[RECORDS SUPPLIED]:
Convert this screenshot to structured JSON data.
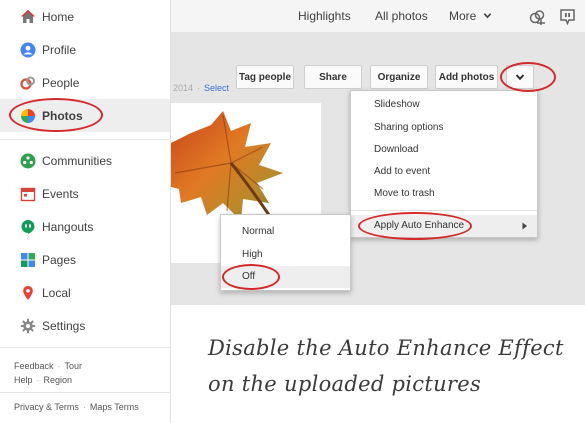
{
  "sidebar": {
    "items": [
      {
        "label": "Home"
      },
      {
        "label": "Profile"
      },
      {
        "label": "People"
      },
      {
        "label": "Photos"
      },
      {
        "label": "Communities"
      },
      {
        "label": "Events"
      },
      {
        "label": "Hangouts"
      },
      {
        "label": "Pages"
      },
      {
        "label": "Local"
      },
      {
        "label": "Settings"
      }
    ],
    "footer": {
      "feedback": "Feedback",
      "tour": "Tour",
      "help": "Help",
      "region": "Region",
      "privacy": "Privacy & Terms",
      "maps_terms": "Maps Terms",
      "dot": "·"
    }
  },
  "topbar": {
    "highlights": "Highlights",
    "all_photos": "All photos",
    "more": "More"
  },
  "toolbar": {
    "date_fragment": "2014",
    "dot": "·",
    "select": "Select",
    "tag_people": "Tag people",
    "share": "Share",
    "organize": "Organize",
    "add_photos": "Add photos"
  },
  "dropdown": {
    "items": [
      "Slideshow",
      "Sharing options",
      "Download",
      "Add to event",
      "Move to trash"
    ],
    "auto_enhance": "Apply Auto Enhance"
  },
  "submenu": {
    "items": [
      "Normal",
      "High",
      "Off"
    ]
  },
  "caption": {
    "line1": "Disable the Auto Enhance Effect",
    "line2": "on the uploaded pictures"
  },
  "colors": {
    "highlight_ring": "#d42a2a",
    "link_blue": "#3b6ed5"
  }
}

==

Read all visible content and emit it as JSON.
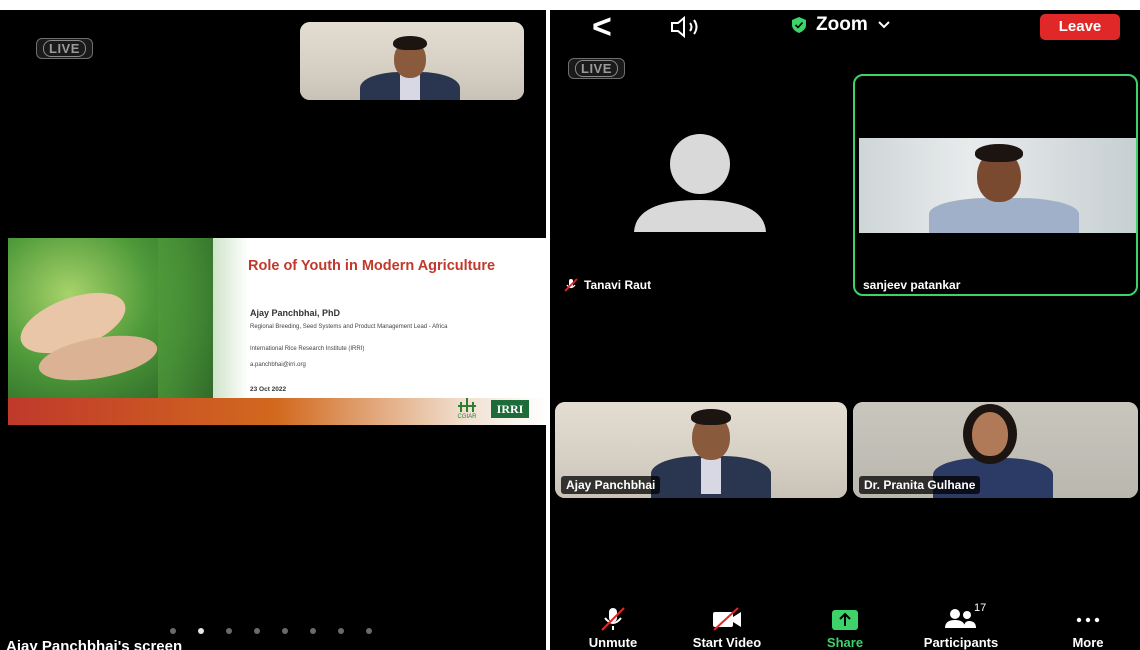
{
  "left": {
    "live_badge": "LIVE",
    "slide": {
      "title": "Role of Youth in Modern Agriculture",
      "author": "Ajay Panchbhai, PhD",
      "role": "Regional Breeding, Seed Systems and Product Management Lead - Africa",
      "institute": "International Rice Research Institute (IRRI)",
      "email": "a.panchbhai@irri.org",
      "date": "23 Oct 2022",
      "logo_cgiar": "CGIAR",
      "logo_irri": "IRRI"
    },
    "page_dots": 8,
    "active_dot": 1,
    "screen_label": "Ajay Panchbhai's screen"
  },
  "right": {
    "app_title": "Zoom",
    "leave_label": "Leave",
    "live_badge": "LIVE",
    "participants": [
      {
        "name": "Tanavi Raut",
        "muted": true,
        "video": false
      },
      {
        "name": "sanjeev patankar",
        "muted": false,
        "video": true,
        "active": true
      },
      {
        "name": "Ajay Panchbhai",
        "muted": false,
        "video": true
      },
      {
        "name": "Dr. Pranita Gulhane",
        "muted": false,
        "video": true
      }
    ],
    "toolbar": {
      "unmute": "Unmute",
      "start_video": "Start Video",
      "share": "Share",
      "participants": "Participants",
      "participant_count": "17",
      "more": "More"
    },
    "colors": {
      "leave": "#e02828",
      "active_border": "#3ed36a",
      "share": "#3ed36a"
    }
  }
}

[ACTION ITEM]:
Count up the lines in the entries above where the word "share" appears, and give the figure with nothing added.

[OUTPUT BELOW]:
3